In a new study entitled “Untargeted plasma metabolomics identifies endogenous metabolite with drug-like properties in chronic animal model of multiple sclerosis,” a team of researchers performed a comparative analysis of metabolites between control mice and a mouse model with experimental autoimmune encephalitis (EAE, the most commonly used experimental model for the human inflammatory demyelinating disease, multiple sclerosis). The team identified EAE-specific alterations in metabolites, therefore suggesting their potential importance in multiple sclerosis (MS) pathogenesis. The study was published in The Journal of Biological Chemistry.
Metabolic alterations have been reported in several diseases as either potential disease biomarkers or therapeutic targets. In fact, recent metabolomics studies (aiming at understating the set of metabolites present within an organism, cell, or tissue) identified potential disease biomarkers in neurological diseases, including Alzheimer’s disease, Parkinson’s disease, and in animal models of MS.
Here, authors performed a metabolomics analysis on plasma from a EAE mouse model. The analysis was conducted at the chronic phase of the disease with the goal of identifying if this phase was associated with a unique metabolic profile when compared with control mice.
The team identified, out of 324 metabolites analyzed, 100 metabolites as significantly altered between the EAE mice and controls. The identified molecules spanned different metabolic classes and pathways, being identified as lipids, amino acid, peptide, xenobiotic, carbohydrate, nucleotide and energy pathways.
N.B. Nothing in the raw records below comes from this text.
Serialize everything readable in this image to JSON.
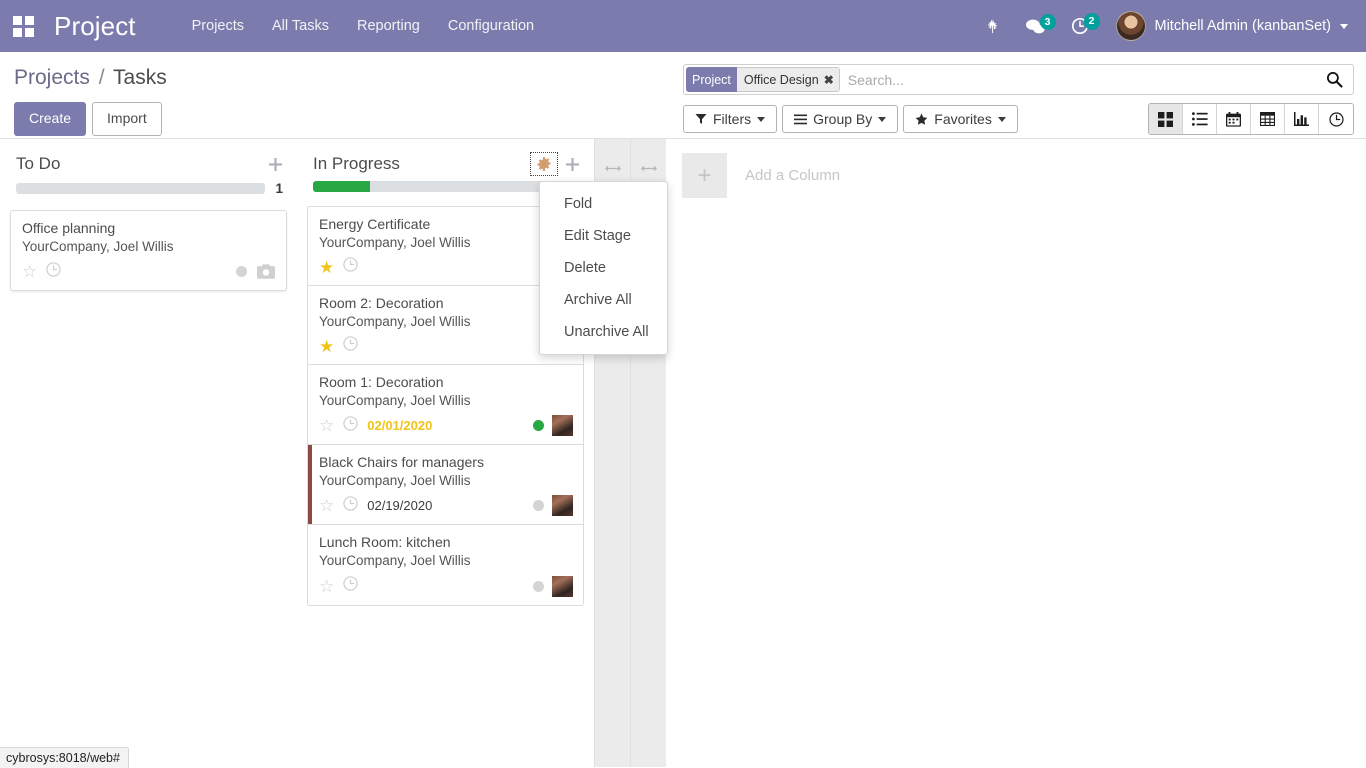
{
  "navbar": {
    "apps_icon": "apps-grid-icon",
    "brand": "Project",
    "links": [
      {
        "label": "Projects"
      },
      {
        "label": "All Tasks"
      },
      {
        "label": "Reporting"
      },
      {
        "label": "Configuration"
      }
    ],
    "bug_icon": "bug-icon",
    "messages": {
      "icon": "chat-bubble-icon",
      "count": "3"
    },
    "activities": {
      "icon": "clock-activity-icon",
      "count": "2"
    },
    "user": {
      "name": "Mitchell Admin (kanbanSet)",
      "avatar": "user-avatar"
    },
    "accent_color": "#7C7BAD",
    "badge_color": "#00A09D"
  },
  "control_panel": {
    "breadcrumb": {
      "parent": "Projects",
      "separator": "/",
      "current": "Tasks"
    },
    "create_label": "Create",
    "import_label": "Import",
    "search": {
      "facet_label": "Project",
      "facet_value": "Office Design",
      "facet_remove": "✖",
      "placeholder": "Search...",
      "value": ""
    },
    "tools": [
      {
        "label": "Filters",
        "icon": "filter-icon"
      },
      {
        "label": "Group By",
        "icon": "list-lines-icon"
      },
      {
        "label": "Favorites",
        "icon": "star-icon"
      }
    ],
    "views": [
      {
        "name": "kanban",
        "active": true
      },
      {
        "name": "list",
        "active": false
      },
      {
        "name": "calendar",
        "active": false
      },
      {
        "name": "pivot",
        "active": false
      },
      {
        "name": "graph",
        "active": false
      },
      {
        "name": "activity",
        "active": false
      }
    ]
  },
  "kanban": {
    "columns": [
      {
        "title": "To Do",
        "count": "1",
        "progress_percent": 0,
        "has_gear": false,
        "cards": [
          {
            "title": "Office planning",
            "subtitle": "YourCompany, Joel Willis",
            "starred": false,
            "date": "",
            "date_warn": false,
            "dot": "gray",
            "avatar": "placeholder",
            "stripe": false
          }
        ]
      },
      {
        "title": "In Progress",
        "count": "",
        "progress_percent": 22,
        "has_gear": true,
        "cards": [
          {
            "title": "Energy Certificate",
            "subtitle": "YourCompany, Joel Willis",
            "starred": true,
            "date": "",
            "date_warn": false,
            "dot": "gray",
            "avatar": "none",
            "stripe": false
          },
          {
            "title": "Room 2: Decoration",
            "subtitle": "YourCompany, Joel Willis",
            "starred": true,
            "date": "",
            "date_warn": false,
            "dot": "gray",
            "avatar": "none",
            "stripe": false
          },
          {
            "title": "Room 1: Decoration",
            "subtitle": "YourCompany, Joel Willis",
            "starred": false,
            "date": "02/01/2020",
            "date_warn": true,
            "dot": "green",
            "avatar": "photo",
            "stripe": false
          },
          {
            "title": "Black Chairs for managers",
            "subtitle": "YourCompany, Joel Willis",
            "starred": false,
            "date": "02/19/2020",
            "date_warn": false,
            "dot": "gray",
            "avatar": "photo",
            "stripe": true
          },
          {
            "title": "Lunch Room: kitchen",
            "subtitle": "YourCompany, Joel Willis",
            "starred": false,
            "date": "",
            "date_warn": false,
            "dot": "gray",
            "avatar": "photo",
            "stripe": false
          }
        ]
      }
    ],
    "add_column": {
      "plus": "+",
      "label": "Add a Column"
    },
    "progress_color": "#28a745",
    "stripe_color": "#8b4a46"
  },
  "stage_dropdown": {
    "items": [
      {
        "label": "Fold"
      },
      {
        "label": "Edit Stage"
      },
      {
        "label": "Delete"
      },
      {
        "label": "Archive All"
      },
      {
        "label": "Unarchive All"
      }
    ]
  },
  "statusbar": {
    "text": "cybrosys:8018/web#"
  }
}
Researchers observed that the majority of the metabolic alterations in EAE mice occurred in lipids. Of note, bioinformatic analysis showed that six of the metabolic pathways altered in EAE mice included alpha linolenic acid and linoleic acid metabolism, both polyunsaturated fatty acids (PUFAs). The metabolism of the PUFA pathway (which includes omega-3 and omega-6 fatty acids) was found to be down-regulated in the plasma of EAE. In fact, PUFA metabolites were previously identified as being decreased in mouse models of MS and in MS patients.
The team performed further studies to identify what was the biological relevance for MS disease of a down-regulation of omega-3. To this end, researchers administered EAE mice with a daily oral dose of resolvin D1, a downstream metabolite of omega-3. Authors observed that resolvin D1 decreased disease progression by inhibiting the rise of autoreactive T cells. Moreover, the team found that resolvin D1 induced a population of macrophages that is involved in tissue repair and anti-inflammatory responses. Hence, resolvin D1 acts by reducing the pro-inflammatory environment in the central nervous system of EAE mice.
The team highlights that using a metabolomics approach can identify potential therapeutic targets or metabolites that may protect against MS, such as resolvin D1.